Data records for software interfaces
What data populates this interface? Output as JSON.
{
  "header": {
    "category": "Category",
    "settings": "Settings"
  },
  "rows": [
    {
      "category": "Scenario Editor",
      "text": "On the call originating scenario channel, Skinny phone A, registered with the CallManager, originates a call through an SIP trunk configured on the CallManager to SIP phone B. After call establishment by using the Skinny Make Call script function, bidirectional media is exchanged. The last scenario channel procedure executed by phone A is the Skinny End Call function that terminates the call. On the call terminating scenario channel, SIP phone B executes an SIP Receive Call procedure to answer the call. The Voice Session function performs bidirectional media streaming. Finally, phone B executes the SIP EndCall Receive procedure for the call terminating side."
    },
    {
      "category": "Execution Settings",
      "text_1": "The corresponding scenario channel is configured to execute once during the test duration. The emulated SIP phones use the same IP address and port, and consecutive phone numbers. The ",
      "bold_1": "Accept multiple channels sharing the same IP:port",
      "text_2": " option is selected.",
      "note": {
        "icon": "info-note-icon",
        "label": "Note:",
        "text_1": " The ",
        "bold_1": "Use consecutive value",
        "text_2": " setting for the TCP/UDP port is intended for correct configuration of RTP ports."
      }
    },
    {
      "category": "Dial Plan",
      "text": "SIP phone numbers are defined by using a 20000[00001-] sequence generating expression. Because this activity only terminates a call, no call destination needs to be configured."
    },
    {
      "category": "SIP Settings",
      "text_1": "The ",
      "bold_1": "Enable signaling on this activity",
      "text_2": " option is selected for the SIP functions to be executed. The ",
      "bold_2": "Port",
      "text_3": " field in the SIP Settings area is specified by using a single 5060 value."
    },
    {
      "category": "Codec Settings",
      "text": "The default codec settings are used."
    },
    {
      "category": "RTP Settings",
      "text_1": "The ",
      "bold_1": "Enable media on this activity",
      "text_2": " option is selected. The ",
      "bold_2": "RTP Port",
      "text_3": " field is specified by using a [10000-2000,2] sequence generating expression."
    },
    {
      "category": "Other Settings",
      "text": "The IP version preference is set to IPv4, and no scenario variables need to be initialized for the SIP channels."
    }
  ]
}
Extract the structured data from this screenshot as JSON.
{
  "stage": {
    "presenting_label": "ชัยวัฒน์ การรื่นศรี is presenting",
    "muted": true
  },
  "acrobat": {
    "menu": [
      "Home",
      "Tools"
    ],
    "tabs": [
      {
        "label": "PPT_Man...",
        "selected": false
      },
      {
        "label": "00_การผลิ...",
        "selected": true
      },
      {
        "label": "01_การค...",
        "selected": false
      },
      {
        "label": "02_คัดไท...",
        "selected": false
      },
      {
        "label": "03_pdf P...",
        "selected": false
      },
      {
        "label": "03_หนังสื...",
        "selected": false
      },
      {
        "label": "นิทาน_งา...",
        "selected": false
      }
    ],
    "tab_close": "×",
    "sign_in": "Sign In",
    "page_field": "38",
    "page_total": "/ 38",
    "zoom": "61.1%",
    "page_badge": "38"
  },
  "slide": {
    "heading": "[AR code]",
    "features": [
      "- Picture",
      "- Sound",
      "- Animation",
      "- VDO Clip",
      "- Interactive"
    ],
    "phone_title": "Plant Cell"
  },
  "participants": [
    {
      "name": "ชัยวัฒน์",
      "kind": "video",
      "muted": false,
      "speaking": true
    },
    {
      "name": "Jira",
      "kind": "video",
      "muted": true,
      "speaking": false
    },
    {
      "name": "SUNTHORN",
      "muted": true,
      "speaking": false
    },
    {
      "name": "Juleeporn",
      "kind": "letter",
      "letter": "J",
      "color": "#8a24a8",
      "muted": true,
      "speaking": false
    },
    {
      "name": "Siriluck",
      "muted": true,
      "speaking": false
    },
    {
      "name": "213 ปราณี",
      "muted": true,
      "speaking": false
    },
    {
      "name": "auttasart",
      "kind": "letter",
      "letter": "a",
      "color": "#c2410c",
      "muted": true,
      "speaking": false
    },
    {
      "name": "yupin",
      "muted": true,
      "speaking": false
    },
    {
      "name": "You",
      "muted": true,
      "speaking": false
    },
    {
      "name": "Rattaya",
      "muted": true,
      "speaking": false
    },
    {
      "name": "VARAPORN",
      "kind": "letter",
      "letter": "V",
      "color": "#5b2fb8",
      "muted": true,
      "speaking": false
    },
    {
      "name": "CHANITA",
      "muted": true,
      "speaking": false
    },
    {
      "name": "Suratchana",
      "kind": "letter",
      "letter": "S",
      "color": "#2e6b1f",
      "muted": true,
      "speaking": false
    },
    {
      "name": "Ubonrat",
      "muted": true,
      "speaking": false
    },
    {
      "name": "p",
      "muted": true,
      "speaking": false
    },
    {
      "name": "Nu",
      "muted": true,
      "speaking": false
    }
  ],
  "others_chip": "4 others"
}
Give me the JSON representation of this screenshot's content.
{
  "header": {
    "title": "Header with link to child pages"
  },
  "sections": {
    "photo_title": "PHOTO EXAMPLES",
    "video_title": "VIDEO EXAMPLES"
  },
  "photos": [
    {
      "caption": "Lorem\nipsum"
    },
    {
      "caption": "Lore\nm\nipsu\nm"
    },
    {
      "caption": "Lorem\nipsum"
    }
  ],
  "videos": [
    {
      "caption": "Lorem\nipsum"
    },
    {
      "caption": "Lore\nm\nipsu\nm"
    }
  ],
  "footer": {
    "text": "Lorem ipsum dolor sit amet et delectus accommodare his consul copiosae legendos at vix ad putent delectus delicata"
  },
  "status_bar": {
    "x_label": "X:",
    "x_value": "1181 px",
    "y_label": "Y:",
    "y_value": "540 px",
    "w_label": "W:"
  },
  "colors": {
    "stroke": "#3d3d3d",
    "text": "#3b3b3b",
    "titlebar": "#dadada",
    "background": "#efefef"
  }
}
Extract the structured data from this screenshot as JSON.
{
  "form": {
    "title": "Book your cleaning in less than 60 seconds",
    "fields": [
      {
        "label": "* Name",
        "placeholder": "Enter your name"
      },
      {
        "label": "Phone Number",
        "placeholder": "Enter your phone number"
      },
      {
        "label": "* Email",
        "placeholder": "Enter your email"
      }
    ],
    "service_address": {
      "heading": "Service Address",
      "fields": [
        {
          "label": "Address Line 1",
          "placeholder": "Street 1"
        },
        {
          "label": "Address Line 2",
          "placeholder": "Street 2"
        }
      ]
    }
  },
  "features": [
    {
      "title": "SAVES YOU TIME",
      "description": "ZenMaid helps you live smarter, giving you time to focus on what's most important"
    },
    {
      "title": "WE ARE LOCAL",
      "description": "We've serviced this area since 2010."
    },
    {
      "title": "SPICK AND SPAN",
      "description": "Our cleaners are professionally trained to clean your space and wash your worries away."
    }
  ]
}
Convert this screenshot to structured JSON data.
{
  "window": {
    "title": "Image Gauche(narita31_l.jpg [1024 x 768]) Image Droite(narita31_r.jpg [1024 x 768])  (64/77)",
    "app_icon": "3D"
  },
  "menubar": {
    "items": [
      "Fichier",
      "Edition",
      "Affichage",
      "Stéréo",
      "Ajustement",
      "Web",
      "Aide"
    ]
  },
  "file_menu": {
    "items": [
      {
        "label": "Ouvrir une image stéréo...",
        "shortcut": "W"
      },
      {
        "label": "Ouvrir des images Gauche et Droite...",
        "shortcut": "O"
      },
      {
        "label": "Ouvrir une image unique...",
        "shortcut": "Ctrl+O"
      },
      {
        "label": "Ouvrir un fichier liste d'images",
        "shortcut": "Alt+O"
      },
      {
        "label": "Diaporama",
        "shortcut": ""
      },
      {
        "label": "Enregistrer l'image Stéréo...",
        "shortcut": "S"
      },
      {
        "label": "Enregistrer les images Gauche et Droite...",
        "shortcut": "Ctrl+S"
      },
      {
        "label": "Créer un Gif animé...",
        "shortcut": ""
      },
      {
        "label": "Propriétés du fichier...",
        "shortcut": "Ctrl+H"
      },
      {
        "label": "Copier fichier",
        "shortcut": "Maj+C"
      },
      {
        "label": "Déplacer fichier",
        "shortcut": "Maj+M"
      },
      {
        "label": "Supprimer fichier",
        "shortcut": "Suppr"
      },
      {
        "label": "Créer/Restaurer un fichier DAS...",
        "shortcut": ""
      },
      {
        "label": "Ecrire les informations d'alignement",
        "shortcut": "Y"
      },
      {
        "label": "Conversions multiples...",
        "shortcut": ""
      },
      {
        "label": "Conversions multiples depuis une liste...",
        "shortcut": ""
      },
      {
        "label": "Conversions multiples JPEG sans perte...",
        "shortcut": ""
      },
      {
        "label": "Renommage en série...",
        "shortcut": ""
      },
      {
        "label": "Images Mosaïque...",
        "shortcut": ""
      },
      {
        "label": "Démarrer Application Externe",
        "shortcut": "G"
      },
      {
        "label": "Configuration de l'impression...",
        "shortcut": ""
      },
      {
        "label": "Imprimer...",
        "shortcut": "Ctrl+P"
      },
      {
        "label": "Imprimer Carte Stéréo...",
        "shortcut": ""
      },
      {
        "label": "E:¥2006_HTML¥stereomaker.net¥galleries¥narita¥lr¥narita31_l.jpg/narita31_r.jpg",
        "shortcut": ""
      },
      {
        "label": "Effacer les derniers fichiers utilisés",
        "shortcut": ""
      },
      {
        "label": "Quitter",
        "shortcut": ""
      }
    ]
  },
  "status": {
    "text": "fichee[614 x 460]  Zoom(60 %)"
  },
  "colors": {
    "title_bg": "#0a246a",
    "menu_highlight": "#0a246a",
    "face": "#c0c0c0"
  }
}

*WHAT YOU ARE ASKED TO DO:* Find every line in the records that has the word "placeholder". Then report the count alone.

*REPLY:* 5